It’s estimated that 1 in 10 women have HSDD, which makes the most common sexual dysfunction in females. Women’s low sex drive and related distress can negatively impact a woman’s life, but can be fixed.

Luckily, women who suffer from low sex drive or hormone deficiency don’t have to face their problems alone any longer. Dr. Jennifer Berman is world-renowned as a leading authority in the field of women’s sexual health and has a vast amount of experience in treating women who live with hypoactive sexual desire. Women who go through menopause, experience hormone deficiency, and need compassionate low libido therapy from an experienced urologist, come to The Berman Women’s Wellness Center in Beverly Hills. Here, Dr. Berman offers a wide variety of treatments for women experiencing low libido, and can custom create a solution to bring back your passionate play. She also supports the initiative of the ‘Right To Desire’ movement to raise awareness around this condition.

Right to Desire Movement
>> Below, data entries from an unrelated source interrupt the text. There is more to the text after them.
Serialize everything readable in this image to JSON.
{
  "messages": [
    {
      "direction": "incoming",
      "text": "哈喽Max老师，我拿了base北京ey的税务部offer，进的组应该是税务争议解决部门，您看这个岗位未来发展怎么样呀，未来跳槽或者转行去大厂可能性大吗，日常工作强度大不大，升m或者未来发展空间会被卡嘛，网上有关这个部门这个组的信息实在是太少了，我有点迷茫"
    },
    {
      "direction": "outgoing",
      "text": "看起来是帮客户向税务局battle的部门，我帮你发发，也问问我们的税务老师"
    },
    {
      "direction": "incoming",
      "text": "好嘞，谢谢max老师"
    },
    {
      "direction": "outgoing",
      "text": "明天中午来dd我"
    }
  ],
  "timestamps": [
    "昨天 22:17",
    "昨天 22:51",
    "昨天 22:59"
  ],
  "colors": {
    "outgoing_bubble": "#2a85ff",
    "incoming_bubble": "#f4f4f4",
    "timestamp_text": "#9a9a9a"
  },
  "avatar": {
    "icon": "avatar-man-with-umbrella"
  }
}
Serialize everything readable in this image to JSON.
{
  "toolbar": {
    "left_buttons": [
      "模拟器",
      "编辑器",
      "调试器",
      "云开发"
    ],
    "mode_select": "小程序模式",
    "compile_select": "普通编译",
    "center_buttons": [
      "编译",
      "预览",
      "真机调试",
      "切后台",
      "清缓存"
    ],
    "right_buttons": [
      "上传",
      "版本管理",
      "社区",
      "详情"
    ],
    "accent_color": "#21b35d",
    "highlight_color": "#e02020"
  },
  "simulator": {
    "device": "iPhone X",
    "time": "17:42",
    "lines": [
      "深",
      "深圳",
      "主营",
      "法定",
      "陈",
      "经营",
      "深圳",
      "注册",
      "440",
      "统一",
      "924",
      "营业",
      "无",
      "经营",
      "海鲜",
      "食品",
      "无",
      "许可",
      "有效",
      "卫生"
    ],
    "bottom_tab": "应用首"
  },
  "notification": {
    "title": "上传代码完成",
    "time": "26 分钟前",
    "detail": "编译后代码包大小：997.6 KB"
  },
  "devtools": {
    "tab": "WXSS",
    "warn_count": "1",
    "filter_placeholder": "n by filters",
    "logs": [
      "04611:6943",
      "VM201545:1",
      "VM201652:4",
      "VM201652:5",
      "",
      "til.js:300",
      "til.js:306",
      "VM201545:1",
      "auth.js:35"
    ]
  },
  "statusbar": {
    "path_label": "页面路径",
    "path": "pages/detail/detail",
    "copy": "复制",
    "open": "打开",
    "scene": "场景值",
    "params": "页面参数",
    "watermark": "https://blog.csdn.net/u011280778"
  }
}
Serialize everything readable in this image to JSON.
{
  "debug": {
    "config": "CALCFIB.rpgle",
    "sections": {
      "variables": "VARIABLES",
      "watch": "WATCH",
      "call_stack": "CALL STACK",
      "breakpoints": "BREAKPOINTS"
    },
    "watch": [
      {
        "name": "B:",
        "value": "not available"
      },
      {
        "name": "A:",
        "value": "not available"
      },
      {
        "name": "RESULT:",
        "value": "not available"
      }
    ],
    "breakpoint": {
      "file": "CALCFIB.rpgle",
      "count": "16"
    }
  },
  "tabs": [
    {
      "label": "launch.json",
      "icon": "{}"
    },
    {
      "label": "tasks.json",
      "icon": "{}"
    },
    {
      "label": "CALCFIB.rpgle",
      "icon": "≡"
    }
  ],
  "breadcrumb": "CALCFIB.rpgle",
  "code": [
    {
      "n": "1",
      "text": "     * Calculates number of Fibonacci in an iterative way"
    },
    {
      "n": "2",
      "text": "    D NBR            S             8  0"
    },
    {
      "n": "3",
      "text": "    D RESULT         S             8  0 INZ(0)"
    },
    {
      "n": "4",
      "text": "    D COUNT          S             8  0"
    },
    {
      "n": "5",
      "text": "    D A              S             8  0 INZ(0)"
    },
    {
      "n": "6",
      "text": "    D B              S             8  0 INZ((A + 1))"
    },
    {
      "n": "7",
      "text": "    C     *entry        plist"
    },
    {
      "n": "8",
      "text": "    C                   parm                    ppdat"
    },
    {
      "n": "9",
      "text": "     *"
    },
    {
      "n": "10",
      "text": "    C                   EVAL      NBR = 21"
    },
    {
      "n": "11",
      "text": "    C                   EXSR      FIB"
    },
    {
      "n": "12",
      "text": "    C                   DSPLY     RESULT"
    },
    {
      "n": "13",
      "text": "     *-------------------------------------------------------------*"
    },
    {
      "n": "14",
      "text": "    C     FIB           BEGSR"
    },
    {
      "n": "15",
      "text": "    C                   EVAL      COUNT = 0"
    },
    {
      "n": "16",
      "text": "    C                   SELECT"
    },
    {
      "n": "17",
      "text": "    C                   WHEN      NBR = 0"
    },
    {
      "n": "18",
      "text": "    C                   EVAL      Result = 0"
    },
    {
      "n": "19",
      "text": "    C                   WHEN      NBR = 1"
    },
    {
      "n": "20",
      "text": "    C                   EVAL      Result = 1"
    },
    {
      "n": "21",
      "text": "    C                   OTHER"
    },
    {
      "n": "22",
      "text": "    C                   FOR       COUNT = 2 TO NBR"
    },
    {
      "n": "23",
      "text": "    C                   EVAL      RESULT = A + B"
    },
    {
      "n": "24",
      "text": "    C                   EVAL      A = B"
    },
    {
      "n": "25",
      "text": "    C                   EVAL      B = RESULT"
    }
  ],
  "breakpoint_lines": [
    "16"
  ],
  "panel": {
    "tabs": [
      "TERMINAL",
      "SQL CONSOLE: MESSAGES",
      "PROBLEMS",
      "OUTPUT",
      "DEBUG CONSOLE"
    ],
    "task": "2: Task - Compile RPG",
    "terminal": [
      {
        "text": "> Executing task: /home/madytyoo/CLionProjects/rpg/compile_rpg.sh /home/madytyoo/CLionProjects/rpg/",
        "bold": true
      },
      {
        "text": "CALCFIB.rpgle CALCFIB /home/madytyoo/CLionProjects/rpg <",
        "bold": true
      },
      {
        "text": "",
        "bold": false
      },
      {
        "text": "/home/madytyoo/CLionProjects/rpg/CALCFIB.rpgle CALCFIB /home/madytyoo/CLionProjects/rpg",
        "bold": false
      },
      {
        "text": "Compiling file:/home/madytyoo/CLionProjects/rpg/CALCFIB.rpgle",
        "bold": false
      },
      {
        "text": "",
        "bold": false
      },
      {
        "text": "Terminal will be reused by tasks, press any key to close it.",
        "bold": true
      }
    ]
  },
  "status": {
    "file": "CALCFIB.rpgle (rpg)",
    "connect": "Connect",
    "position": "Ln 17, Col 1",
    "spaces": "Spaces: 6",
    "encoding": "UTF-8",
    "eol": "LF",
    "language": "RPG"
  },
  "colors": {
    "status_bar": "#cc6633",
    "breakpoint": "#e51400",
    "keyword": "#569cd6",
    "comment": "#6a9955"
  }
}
To learn more about HSDD, women’s low sex drive and what to do to fix it contact Dr. Jennifer Berman today to schedule your consultation with a credible and relatable authority in women’s sexual and menopausal health.